The manhunt so far has produced no suspects.
The Grünen Gewölbe (or “Green Vault”) in Dresden, Germany, houses an incredible number and quality of precious objects, from gilt wine decanters to fine china sets to stunningly large jewelry sets of diamonds and emeralds. The institution is part of the Staatliche Kunstsammlungen Dresden, a world class series of Dresden museums. The Green Vault was established in the 1500s as a private vault attached to the royal residence of Duke Moritz, prince-elector of Saxony. The vault was expanded in the 1700s, and the expensive objects inside were allowed to be viewed by the public. Now, a collection of diamond and gemstone jewelry thought to be priceless has been stolen from the museum.
On Monday, November 25th, 2019, more than 100 pieces of jewelry were taken from the site. Video footage of the robbery in the early hours doesn’t shed light on the identity of the two figures, but does show them smashing the display cases in order to retrieve the jewelry.
A nearby fire at an electrical junction box is believed to have disabled the alarm systems for the Green Vault and may have been started intentionally by the thieves. The fire also caused some nearby streetlights to be without power. The burglars entered the Pretiosensaal, which houses many objects of great value in glass cases.
Among the stolen items are three sets of diamond jewelry, each containing a whopping 37 parts. The fear is that the thieves will most likely split up the sets, destroying centuries of history in doing so. Marion Ackermann, spokesperson for the museum, said that the jewels are too well known to sell on the black market.

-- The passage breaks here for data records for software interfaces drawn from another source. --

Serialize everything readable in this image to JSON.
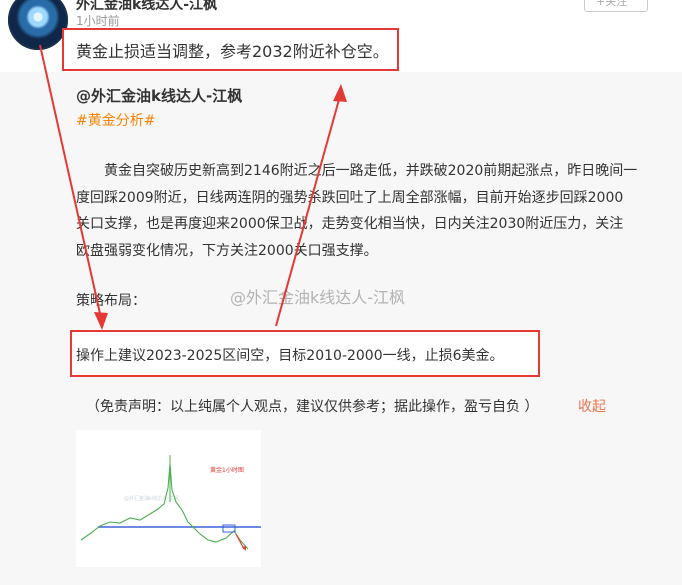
{
  "post": {
    "author_name": "外汇金油k线达人-江枫",
    "time": "1小时前",
    "follow_label": "+关注",
    "headline": "黄金止损适当调整，参考2032附近补仓空。",
    "mention": "@外汇金油k线达人-江枫",
    "hashtag": "#黄金分析#",
    "paragraph_lines": [
      "黄金自突破历史新高到2146附近之后一路走低，并跌破2020前期起涨点，昨日晚间一",
      "度回踩2009附近，日线两连阴的强势杀跌回吐了上周全部涨幅，目前开始逐步回踩2000",
      "关口支撑，也是再度迎来2000保卫战，走势变化相当快，日内关注2030附近压力，关注",
      "欧盘强弱变化情况，下方关注2000关口强支撑。"
    ],
    "strategy_label": "策略布局：",
    "watermark": "@外汇金油k线达人-江枫",
    "operation": "操作上建议2023-2025区间空，目标2010-2000一线，止损6美金。",
    "disclaimer": "（免责声明：以上纯属个人观点，建议仅供参考；据此操作，盈亏自负 ）",
    "collapse_label": "收起",
    "thumbnail": {
      "title": "黄金1小时图",
      "watermark": "@外汇金油k线达人-江枫"
    }
  },
  "colors": {
    "annotation_red": "#e53935",
    "hashtag_orange": "#ff8200",
    "collapse_orange": "#eb7350",
    "support_line_blue": "#3b63d8"
  },
  "icons": [
    "avatar-icon",
    "arrow-annotation"
  ]
}
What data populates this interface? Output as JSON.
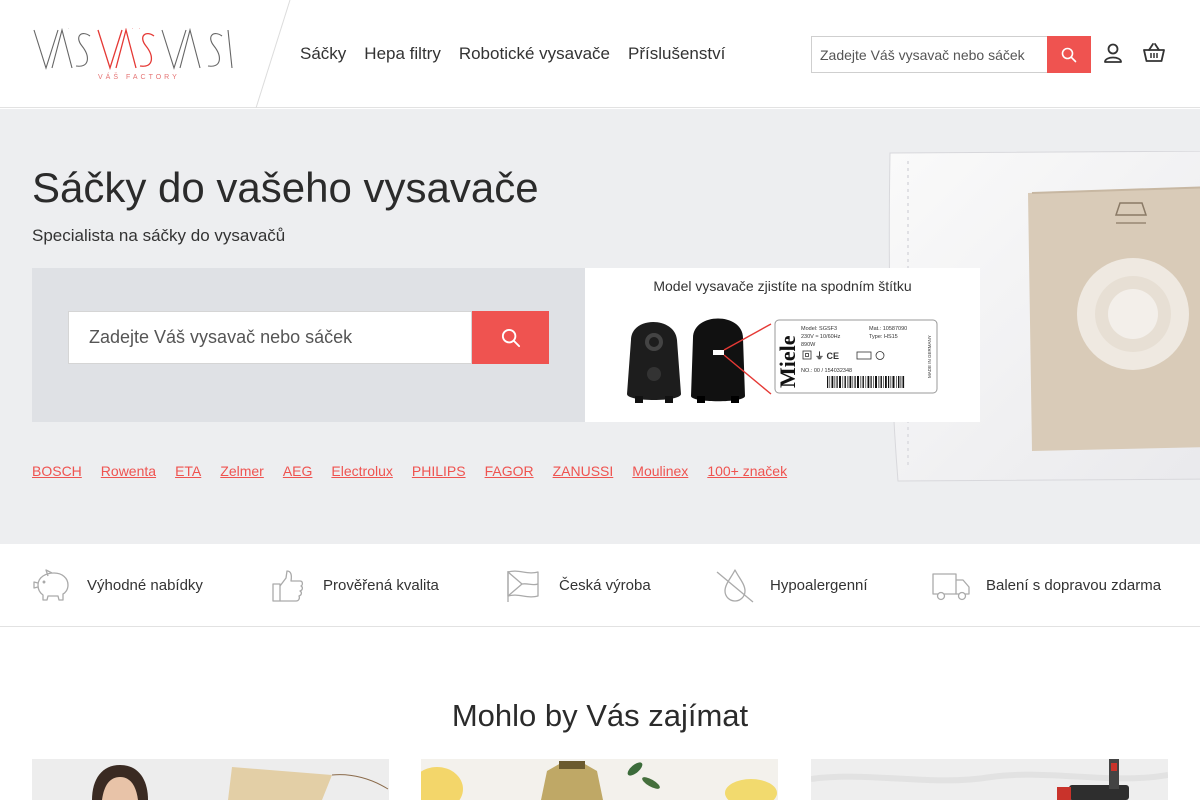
{
  "brand": {
    "logo_text": "VÁŠVAŠVÁŠ",
    "logo_tagline": "VÁŠ FACTORY",
    "accent_color": "#ef5350"
  },
  "nav": {
    "items": [
      {
        "label": "Sáčky"
      },
      {
        "label": "Hepa filtry"
      },
      {
        "label": "Robotické vysavače"
      },
      {
        "label": "Příslušenství"
      }
    ]
  },
  "header_search": {
    "placeholder": "Zadejte Váš vysavač nebo sáček",
    "button_icon": "search-icon"
  },
  "header_icons": [
    "user-icon",
    "basket-icon"
  ],
  "hero": {
    "title": "Sáčky do vašeho vysavače",
    "subtitle": "Specialista na sáčky do vysavačů",
    "search": {
      "placeholder": "Zadejte Váš vysavač nebo sáček",
      "button_icon": "search-icon"
    },
    "model_caption": "Model vysavače zjistíte na spodním štítku",
    "label_brand": "Miele",
    "label_lines": {
      "model": "Model: SGSF3",
      "mat": "Mat.: 10587090",
      "voltage": "230V ≈ 10/60Hz",
      "type": "Type: HS15",
      "power": "890W",
      "number": "NO.: 00 / 154032348",
      "made": "MADE IN GERMANY"
    },
    "brands": [
      {
        "label": "BOSCH"
      },
      {
        "label": "Rowenta"
      },
      {
        "label": "ETA"
      },
      {
        "label": "Zelmer"
      },
      {
        "label": "AEG"
      },
      {
        "label": "Electrolux"
      },
      {
        "label": "PHILIPS"
      },
      {
        "label": "FAGOR"
      },
      {
        "label": "ZANUSSI"
      },
      {
        "label": "Moulinex"
      },
      {
        "label": "100+ značek"
      }
    ]
  },
  "features": [
    {
      "label": "Výhodné nabídky",
      "icon": "piggy-bank-icon"
    },
    {
      "label": "Prověřená kvalita",
      "icon": "thumbs-up-icon"
    },
    {
      "label": "Česká výroba",
      "icon": "czech-flag-icon"
    },
    {
      "label": "Hypoalergenní",
      "icon": "no-allergen-icon"
    },
    {
      "label": "Balení s dopravou zdarma",
      "icon": "delivery-truck-icon"
    }
  ],
  "section": {
    "title": "Mohlo by Vás zajímat"
  }
}
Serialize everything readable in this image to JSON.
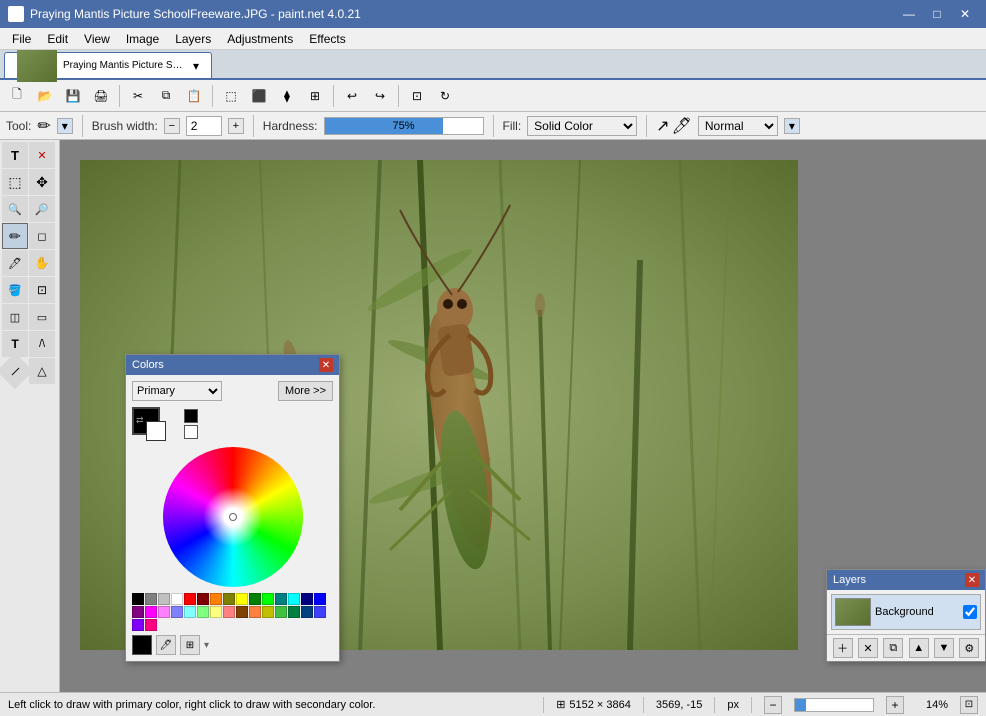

Experts say the only way to sell them will be to break them down and remove the gems and then sell those individually, thus obliterating the history of the pieces.
One estimate from German newspaper, Bild, puts the stolen pieces at a value of €1B, however their cultural value cannot be underestimated.
Emerald, ruby, and sapphire pieces were also among the heisted lot, although Ackermann said there might be other pieces discovered missing as the situation becomes clearer.
According to the Washington Post, this heist is the biggest theft of German cultural artifacts since World war II.
A manhunt ensued after museum guards called police, but so far no suspects have been arrested. A car that was later found set ablaze is now suspected by police to have been the getaway car used to transport the criminals from the Green Vault. The museum is now temporarily closed.
Have a look at news coverage and CCTV footage of the heist in the video below.